**What is expected**
Only the lines holding the string "title" are needed; copy each of them from the data.

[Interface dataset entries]
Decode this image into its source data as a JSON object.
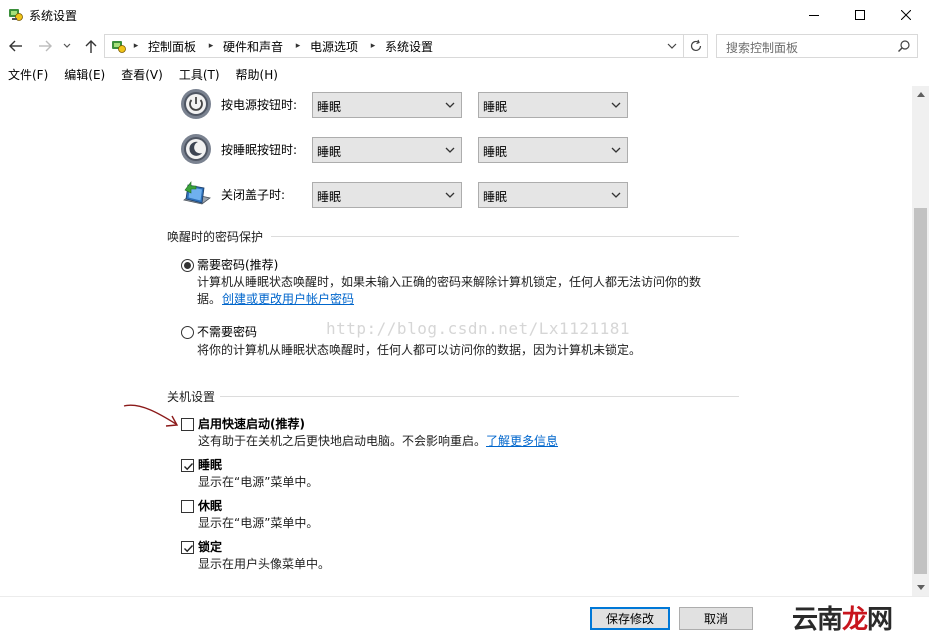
{
  "window": {
    "title": "系统设置"
  },
  "nav": {
    "breadcrumbs": [
      "控制面板",
      "硬件和声音",
      "电源选项",
      "系统设置"
    ],
    "search_placeholder": "搜索控制面板"
  },
  "menu": [
    "文件(F)",
    "编辑(E)",
    "查看(V)",
    "工具(T)",
    "帮助(H)"
  ],
  "power_buttons": {
    "rows": [
      {
        "label": "按电源按钮时:",
        "icon": "power-button-icon",
        "battery": "睡眠",
        "plugged": "睡眠"
      },
      {
        "label": "按睡眠按钮时:",
        "icon": "sleep-button-icon",
        "battery": "睡眠",
        "plugged": "睡眠"
      },
      {
        "label": "关闭盖子时:",
        "icon": "laptop-lid-icon",
        "battery": "睡眠",
        "plugged": "睡眠"
      }
    ]
  },
  "wake_password": {
    "title": "唤醒时的密码保护",
    "require": {
      "label": "需要密码(推荐)",
      "selected": true,
      "desc_line1": "计算机从睡眠状态唤醒时，如果未输入正确的密码来解除计算机锁定，任何人都无法访问你的数",
      "desc_line2": "据。",
      "link": "创建或更改用户帐户密码"
    },
    "no_require": {
      "label": "不需要密码",
      "selected": false,
      "desc": "将你的计算机从睡眠状态唤醒时，任何人都可以访问你的数据，因为计算机未锁定。"
    }
  },
  "shutdown": {
    "title": "关机设置",
    "options": [
      {
        "label": "启用快速启动(推荐)",
        "checked": false,
        "desc": "这有助于在关机之后更快地启动电脑。不会影响重启。",
        "link": "了解更多信息"
      },
      {
        "label": "睡眠",
        "checked": true,
        "desc": "显示在“电源”菜单中。"
      },
      {
        "label": "休眠",
        "checked": false,
        "desc": "显示在“电源”菜单中。"
      },
      {
        "label": "锁定",
        "checked": true,
        "desc": "显示在用户头像菜单中。"
      }
    ]
  },
  "watermark": "http://blog.csdn.net/Lx1121181",
  "footer": {
    "save_label": "保存修改",
    "cancel_label": "取消",
    "logo_part1": "云南",
    "logo_part2": "龙",
    "logo_part3": "网"
  },
  "colors": {
    "link": "#0066cc",
    "accent": "#0078d7",
    "logo_red": "#c8151d",
    "annotation_arrow": "#8b1a1a"
  }
}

**Task answer**
    "title": "系统设置"
    "title": "唤醒时的密码保护",
    "title": "关机设置",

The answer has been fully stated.